Kickstarter Begins Testing the E-Commerce Waters

Over the past year, much has been written about how popular crowdfunding sites like Kickstarter may displace VCs. But it turns out Kickstarter could be taking on Amazon, too.

Its first customer toward that end? Romotive, a robotics company that raised money on Kickstarter last November to finish developing a prototype, and which is returning to the platform this week to sell a store-ready product.
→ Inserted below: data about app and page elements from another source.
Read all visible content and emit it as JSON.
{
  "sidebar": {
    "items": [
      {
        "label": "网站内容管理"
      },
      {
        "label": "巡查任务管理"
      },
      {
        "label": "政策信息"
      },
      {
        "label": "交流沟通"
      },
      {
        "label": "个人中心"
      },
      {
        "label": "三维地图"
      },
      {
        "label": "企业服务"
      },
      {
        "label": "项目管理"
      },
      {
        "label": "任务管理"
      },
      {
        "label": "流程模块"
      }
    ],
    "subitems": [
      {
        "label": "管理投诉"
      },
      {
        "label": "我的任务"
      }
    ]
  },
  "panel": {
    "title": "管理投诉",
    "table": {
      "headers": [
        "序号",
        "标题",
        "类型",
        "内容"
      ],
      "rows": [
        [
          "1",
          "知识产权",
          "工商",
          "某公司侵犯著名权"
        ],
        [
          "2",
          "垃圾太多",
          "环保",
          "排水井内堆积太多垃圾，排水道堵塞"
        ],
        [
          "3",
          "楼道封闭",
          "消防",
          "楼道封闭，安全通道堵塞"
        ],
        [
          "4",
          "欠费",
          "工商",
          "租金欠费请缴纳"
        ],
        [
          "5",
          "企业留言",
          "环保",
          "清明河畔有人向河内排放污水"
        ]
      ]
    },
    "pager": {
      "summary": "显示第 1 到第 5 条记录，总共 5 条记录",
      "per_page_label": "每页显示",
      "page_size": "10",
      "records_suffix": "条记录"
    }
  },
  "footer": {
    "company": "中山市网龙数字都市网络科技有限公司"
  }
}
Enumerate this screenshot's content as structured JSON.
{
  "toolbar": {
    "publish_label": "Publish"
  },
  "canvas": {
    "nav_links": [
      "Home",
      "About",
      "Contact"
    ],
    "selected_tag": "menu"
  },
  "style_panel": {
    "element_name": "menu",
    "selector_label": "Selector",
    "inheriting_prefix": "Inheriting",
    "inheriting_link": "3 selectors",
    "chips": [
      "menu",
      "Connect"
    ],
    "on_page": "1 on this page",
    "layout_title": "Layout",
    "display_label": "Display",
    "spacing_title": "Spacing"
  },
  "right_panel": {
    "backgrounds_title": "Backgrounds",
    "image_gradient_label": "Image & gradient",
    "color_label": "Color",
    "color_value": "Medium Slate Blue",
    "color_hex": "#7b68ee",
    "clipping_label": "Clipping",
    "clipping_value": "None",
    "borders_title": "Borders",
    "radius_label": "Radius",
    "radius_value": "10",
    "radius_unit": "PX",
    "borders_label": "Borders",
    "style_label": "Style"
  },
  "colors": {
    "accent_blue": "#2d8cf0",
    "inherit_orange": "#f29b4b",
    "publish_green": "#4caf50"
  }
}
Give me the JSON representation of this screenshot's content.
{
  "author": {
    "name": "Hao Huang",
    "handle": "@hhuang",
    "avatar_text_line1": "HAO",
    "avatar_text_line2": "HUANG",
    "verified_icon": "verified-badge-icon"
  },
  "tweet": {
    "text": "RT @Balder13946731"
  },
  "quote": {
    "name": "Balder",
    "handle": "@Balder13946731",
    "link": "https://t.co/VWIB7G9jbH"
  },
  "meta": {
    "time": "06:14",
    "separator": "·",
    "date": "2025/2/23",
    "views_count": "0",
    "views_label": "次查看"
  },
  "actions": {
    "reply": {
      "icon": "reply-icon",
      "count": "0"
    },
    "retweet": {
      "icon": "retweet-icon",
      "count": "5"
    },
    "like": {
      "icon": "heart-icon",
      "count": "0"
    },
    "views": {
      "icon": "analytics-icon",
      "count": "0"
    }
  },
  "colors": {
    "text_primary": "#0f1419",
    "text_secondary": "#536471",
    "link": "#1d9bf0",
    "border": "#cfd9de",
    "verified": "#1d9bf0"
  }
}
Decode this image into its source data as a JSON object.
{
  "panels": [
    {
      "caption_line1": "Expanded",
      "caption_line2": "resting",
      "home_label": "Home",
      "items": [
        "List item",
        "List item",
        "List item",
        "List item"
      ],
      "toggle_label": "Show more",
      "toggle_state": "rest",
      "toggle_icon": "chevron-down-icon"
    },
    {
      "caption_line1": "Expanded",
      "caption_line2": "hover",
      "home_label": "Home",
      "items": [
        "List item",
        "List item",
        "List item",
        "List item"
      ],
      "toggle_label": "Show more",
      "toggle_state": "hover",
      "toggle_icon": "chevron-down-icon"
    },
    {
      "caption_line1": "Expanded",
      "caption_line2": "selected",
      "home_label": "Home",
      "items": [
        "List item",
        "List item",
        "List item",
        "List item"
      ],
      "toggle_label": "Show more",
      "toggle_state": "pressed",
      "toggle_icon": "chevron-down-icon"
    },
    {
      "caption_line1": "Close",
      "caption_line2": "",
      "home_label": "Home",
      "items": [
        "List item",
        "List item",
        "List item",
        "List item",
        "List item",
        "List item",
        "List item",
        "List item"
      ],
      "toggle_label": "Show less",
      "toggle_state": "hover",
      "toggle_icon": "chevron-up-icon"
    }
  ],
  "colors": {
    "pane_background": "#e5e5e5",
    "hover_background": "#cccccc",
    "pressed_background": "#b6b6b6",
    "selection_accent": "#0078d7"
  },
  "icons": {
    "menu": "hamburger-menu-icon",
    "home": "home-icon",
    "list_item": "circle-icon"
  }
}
Kickstarter, which recently published a blog post titled, “Kickstarter is Not a Store,” declined to answer related questions for this story.

According to Keller Rinaudo, the company’s 25-year-old CEO and cofounder, Romotive’s decision to use Kickstarter as a retail channel originated in part from the unique degree of support that Kickstarter’s audience lends to new products.

Romotive’s story began last fall at the TechStars Seattle accelerator program, where Rinaudo and his two cofounders first developed the “Romo,” a small contraption that can transport an iPhone around a room, using another iPhone or iPad as its remote control. Users can either stream their picture onto the moving phone or project a cartoon-like face whose expressions can be altered to make it grumble or laugh.

Early adopters are already using the robots to play with their pets while at work and check up on kids in remote rooms, among other things. “It’s a great way to use old iPods and iPhones that people have begun to collect over time,” explains Rinaudo.

But when Rinaudo first looked for backing, investors didn’t get it. In fact, Rinaudo says Romotive was the only one in its TechStars class that didn’t receive funding by the program’s “demo day.”

Everything changed thanks to a 45-day Kickstarter campaign that the company was running concurrently. Indeed, shortly after 1,300 backers provided the team with $115,00 in just 45 days on the site, Romotive snapped up $1.5 million from a number of high-profile funding sources, including Stanford University, and Zappos’ CEO Tony Hsieh.

Sitting with Rinaudo and others of Romotive’s 18 employees — who live, work, and eat meals together in numerous, muggy high-rise apartments in a downtown Las Vegas building — Rinaudo tells me of the “two weeks of overnighters” spent assembling the robots last December in order to make Romotive’s original Kickstarter deadline. Among the nightmarish, if expectable, glitches the company confronted were circuit boards made the wrong way in China and Europe-based customers whose products wouldn’t work even after the circuit board problem was fixed. (Phones in Europe are volume-limited to 80 percent of their potential, “and we were going through the audio jack, so that broke the f***ng robot,” says Rinaudo.)

Today, the company is introducing a sleek new version of Romo that retails for $150 and looks as professional as anything that Apple might release. Rinaudo credits the headway to his close-knit team, but he also points to a carefully cultivated relationship with the same manufacturing center in China that produces 10 million Roomba vacuums each year.

Either way, people are beginning to notice. Neiman Marcus is already selling the robots as a toy in its Christmas catalog, with other major retailers coming online shortly. And Sequoia Capital just led a $5 million Series A in the company, which should allow it to create follow-on products, including what the company suggests will be a “female” version of the device called Julia.

Yet Romotive is also turning for a second time to Kickstarter, where it began selling the Romo again today. Though Romotive is asking for $100,000, Rinaudo seems to believe demand for its robots could reach into the millions of dollars. And he says that if that happens, because Romotive is now positioned to manufacture 12,000 Romo robots a week, “We’re ready.”

The question is whether Kickstarter is ready. The company has publicly stated that it does not want to be a retail channel and limits teams to offering “rewards” to their donors in what Kickstarter calls “single quantities or a sensible set.” But it’s easy to imagine other companies following in Romotive’s footsteps. After all, when a project is successfully funded, Kickstarter applies a 5 percent fee to the money collected, revenue that could add up quickly with customers like Romotive. The appeal to entrepreneurs is undeniable, too.

Explains Rinaudo: “If someone buys something at Neiman Marcus and it doesn’t work out of the box, they’re like, ‘F**k it, we’re returning it. And that can destroy a company’s relationship with that retailer, possibly forever.”

On Kickstarter, meanwhile, the people who pledge money to a company “want to be a part of the process,” he notes. “You’ll never find customers like theirs anywhere else.”

Romotive hopes Kickstarter donors might eventually contribute new features to its Romo app, for example. Rinaudo also points to the debacle in Europe. “When our robots arrived broken, because [our donors had] seen us building and shipping the robots in our updates on Kickstarter,” they weren’t irate. “It was more a mystery of ‘How do we make this work?’”

Photo: Image of the Romo robot courtesy of Romotive.